(Beginning of Extracted entries)

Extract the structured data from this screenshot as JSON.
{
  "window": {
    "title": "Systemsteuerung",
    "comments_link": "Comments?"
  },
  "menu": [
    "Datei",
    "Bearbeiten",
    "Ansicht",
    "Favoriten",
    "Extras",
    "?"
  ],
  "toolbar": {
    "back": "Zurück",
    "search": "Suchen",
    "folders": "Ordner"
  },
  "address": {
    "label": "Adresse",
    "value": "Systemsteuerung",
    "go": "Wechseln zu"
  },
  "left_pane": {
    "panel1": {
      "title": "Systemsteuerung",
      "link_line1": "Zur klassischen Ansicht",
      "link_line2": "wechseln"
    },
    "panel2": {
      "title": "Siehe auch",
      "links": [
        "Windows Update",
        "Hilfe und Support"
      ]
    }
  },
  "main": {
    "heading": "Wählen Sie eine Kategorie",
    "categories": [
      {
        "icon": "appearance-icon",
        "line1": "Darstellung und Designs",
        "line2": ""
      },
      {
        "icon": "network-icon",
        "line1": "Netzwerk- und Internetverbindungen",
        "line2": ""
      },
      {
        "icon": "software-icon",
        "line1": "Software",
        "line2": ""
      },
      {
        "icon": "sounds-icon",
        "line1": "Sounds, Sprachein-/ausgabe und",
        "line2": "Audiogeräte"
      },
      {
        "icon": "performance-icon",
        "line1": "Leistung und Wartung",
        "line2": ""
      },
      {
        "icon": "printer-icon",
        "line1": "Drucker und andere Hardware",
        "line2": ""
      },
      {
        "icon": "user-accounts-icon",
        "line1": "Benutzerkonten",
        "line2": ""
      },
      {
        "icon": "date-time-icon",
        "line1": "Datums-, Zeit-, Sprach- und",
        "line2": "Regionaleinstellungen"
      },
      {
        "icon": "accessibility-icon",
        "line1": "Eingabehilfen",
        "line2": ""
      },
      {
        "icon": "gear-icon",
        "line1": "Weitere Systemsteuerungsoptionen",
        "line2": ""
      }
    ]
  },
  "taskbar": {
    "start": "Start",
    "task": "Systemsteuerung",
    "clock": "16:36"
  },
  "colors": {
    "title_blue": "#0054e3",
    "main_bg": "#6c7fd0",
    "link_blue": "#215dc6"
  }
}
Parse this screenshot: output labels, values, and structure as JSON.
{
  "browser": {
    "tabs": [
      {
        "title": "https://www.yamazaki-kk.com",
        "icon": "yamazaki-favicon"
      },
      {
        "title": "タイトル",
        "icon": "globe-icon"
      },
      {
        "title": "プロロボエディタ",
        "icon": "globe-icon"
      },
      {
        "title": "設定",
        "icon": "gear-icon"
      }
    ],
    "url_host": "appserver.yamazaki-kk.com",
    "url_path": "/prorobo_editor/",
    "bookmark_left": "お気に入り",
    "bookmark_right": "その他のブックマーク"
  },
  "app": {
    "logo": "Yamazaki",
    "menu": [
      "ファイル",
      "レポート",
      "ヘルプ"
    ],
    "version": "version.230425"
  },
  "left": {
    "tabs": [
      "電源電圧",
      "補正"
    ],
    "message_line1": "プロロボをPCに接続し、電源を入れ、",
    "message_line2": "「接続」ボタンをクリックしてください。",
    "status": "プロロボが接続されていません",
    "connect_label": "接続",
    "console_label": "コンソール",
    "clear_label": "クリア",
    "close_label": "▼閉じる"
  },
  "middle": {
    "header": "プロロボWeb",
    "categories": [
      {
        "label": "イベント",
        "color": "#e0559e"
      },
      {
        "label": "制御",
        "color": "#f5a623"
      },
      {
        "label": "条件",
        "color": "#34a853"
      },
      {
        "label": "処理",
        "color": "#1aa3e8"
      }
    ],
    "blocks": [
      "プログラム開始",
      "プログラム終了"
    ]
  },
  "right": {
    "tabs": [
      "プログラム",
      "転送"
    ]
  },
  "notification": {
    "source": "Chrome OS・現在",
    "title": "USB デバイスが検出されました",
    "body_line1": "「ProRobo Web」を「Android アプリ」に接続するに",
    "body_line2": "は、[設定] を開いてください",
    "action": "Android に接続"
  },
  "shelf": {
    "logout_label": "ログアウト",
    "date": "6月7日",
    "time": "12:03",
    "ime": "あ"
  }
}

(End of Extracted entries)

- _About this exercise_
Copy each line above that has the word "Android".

- _Answer area_
    "body_line1": "「ProRobo Web」を「Android アプリ」に接続するに",
    "action": "Android に接続"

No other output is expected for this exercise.